“If I were a
public servant, said Gnarley, I would be pissed at NAPE and CUPE.   I think I would be saying to them: you are
not supposed to be politicians…deal with the real issues!  Winning a salary increase of another couple
percentage points may look good now, but it will be a hollow victory, in the
end.  It is my view, if the public
servants, most of whom are well educated, intelligent people, don’t say that to
their Unions, they will likely get more than what they have bargained for.
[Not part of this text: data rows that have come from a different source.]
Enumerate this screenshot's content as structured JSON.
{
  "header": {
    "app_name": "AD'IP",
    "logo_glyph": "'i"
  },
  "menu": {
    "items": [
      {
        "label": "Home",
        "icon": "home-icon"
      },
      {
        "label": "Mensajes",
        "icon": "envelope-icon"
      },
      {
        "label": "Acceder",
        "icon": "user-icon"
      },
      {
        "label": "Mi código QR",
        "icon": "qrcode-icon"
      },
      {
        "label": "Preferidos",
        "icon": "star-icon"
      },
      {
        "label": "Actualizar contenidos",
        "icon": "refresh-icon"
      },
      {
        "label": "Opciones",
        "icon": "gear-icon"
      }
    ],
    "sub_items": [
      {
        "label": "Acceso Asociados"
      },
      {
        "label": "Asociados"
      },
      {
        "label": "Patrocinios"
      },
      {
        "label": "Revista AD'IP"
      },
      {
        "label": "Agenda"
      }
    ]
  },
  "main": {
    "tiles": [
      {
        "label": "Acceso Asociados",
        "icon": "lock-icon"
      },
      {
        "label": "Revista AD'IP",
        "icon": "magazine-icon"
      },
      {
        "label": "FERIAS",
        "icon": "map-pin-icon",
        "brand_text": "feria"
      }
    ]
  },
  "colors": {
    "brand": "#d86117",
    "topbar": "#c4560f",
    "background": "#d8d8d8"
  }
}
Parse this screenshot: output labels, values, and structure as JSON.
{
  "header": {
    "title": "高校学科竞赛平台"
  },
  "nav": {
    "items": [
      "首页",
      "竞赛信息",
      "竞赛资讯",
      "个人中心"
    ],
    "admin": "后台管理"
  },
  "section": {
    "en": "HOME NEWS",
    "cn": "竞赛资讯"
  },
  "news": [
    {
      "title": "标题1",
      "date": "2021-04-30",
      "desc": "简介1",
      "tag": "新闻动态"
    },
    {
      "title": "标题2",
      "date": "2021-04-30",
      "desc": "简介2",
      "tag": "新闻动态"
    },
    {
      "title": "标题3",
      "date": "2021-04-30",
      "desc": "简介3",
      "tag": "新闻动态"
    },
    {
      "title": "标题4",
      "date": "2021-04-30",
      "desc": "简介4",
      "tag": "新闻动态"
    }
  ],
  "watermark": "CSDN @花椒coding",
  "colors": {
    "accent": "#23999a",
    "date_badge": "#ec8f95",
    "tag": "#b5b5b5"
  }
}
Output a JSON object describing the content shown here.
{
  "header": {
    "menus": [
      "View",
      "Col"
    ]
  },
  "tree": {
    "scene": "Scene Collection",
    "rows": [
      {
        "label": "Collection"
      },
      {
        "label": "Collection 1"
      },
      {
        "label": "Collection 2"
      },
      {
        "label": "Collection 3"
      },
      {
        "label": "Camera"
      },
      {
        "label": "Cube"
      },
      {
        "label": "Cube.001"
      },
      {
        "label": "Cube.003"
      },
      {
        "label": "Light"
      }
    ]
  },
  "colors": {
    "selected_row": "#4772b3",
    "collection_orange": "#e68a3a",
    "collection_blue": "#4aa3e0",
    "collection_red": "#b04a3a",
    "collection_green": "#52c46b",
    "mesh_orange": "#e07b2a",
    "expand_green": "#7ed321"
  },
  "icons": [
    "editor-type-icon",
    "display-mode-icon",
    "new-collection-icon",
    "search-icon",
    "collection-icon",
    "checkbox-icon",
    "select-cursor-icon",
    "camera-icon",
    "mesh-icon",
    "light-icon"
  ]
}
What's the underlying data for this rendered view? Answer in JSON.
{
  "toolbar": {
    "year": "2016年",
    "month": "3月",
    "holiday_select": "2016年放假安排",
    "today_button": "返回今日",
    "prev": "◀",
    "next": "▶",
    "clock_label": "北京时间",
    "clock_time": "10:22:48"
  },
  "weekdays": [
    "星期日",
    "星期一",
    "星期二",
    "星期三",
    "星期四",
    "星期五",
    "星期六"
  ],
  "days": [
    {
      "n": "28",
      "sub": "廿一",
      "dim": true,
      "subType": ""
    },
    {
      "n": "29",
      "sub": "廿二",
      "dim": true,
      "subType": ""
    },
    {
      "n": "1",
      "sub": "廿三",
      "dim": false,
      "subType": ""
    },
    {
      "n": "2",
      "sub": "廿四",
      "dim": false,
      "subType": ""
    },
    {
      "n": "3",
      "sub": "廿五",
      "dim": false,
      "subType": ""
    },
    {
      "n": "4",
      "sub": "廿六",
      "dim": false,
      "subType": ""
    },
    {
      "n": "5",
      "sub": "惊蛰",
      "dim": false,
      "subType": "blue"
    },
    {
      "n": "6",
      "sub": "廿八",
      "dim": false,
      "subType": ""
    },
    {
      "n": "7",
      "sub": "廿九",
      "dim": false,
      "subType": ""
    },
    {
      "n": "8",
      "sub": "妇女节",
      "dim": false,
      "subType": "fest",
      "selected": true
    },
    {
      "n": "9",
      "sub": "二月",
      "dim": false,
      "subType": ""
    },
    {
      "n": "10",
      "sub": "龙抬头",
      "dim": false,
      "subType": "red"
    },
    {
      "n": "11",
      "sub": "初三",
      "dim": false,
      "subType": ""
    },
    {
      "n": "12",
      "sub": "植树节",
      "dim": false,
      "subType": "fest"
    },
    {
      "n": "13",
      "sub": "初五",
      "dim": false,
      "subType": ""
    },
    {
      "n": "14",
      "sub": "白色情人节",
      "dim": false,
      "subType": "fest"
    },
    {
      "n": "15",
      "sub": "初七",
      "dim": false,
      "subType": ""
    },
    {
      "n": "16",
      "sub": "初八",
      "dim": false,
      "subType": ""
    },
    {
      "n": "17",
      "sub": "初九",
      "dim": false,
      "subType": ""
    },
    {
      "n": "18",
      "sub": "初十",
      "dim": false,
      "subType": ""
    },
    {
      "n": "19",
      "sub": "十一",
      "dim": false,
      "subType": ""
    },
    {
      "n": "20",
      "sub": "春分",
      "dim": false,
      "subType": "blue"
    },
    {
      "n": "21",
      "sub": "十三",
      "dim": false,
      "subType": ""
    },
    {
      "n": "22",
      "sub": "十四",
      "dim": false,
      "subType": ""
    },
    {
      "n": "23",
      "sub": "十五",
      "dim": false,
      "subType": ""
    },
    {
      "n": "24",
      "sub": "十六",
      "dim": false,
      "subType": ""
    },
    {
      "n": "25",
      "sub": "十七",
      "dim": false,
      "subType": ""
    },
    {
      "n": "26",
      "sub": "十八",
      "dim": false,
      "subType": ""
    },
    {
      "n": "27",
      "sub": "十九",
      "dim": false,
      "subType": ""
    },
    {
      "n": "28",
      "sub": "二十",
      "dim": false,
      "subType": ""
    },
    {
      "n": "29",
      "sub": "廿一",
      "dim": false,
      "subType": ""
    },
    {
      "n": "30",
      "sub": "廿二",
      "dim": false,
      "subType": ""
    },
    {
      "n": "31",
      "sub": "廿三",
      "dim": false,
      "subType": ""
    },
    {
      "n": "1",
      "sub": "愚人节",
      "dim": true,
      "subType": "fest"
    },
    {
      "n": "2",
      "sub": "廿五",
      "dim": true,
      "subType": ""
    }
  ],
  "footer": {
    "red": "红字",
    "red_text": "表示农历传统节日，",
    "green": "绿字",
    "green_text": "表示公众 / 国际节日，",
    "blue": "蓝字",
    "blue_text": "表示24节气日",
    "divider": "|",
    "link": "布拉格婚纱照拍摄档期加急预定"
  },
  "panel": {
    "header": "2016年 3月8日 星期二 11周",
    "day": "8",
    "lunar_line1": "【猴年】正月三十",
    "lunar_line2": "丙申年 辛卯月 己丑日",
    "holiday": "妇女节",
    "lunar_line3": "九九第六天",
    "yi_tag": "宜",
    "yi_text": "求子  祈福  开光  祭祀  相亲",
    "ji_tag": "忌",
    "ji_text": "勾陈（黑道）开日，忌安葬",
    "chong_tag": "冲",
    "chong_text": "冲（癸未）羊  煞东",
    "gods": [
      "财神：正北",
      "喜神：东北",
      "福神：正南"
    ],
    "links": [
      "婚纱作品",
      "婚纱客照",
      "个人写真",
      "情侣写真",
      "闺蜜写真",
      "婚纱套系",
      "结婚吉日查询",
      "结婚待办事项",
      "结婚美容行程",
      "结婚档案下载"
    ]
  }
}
You
can’t blame Jos Arnell, but many of the others ought to know better!”

You said
there were two parts, said Nav.  “Yes”,
Gnarley replied: “Next, if I were the tax payer, I think I would be concerned,
that over one-half billion dollars is added to the public debt, annually, for public
service pensions”.  “Are you quite certain”,
Nav enquired, thinking that perhaps Gnarley had inadvertently let a drip from
his golden glass run onto a critical part of the Budget documents?  His quick look at the ‘offending page’ produced
a reminder that Uncle Gnarley is seldom wrong. If this is going to continue,
there is trouble ahead!”

Gnarley continued, “are likely the only employers left that still engage in ‘defined
benefit’ pensions…these are pensions, he explained, where the retiree
understands, from day one, how his/her retirement package will be calculated,
but the contributions made by that employee may be a mere fraction of the ‘benefits’
committed to him upon retirement.  That
may have worked, suggested Gnarley, when interest rates were high.  Now that they are close to zero, all the tables
prepared by the so-called experts, the ‘actuaries’, have been sent for
re-cycling.  That, my friend, is
something the tax payer ought to know and the government has a responsibility to
tell them!” 

surprisingly”, said Gnarley, “the private sector is well ahead of governments
in this arena. Interest rates have been low for several years.  Now, virtually all private sector companies
have converted to ‘defined contribution’ based pensions.  Why? Simply because they are unable to
guarantee the other kind; these companies tie benefits upon retirement to ‘returns’
which pension funds earn from the financial markets. That system might hold a
little more ‘certainty’ than ‘hope’, which is the basis of our provincial
government’s system.  It may appear, at
first glance, to be less attractive, but is it?” argued Gnarly, rhetorically. Wouldn’t
you want to know what is in your retirement plan; would you really want your
plan to be based upon the ‘hope’ that government will pay you”? Growled
Gnarley, “I’d choose certainty, any day”.

Nav, said
Uncle Gnarley, grimly, “this is a ticking time bomb.  One day it will blow”.

Des Sullivan
Des Sullivan
St. John's, Newfoundland and Labrador, Canada Uncle Gnarley is hosted by Des Sullivan, of St. John's. He is a businessman engaged over three decades in real estate management and development companies and in retail. He is currently a Director of Dorset Investments Limited and Donovan Holdings Limited. During his early career he served as Executive Assistant to Premier's Frank D. Moores (1975-1979) and Brian Peckford (1979-1985). He also served as a Part-Time Board Member on the Canada-Newfoundland Labrador Offshore Petroleum Board (C-NLOPB). Uncle Gnarley appears on the masthead representing serious and unambiguous positions on NL politics and public policy. Uncle Gnarley is a fiscal conservative possessing distinctly liberal values and a non-partisan persusasion. Those values and opinions underlie this writer's views on NL's politics, economy and society. Uncle Gnarley publishes Monday mornings and more often when events warrant.


If a Big Mac costs McDonalds $10 to produce and it is sold for $1.50, McDonalds will go out of business. They would not declare a profit!


Bill left public life shortly after the signing of the Atlantic Accord and became a member of the Court of Appeal until his retirement in 2003. During his time on the court he was involved in a number of successful appeals which overturned wrongful convictions, for which he was recognized by Innocence Canada. Bill had a special place in his heart for the underdog.

Churchill Falls Explainer (Coles Notes version)

If CFLCo is required to maximize its profit, then CFLCo should sell its electricity to the highest bidder(s) on the most advantageous terms available.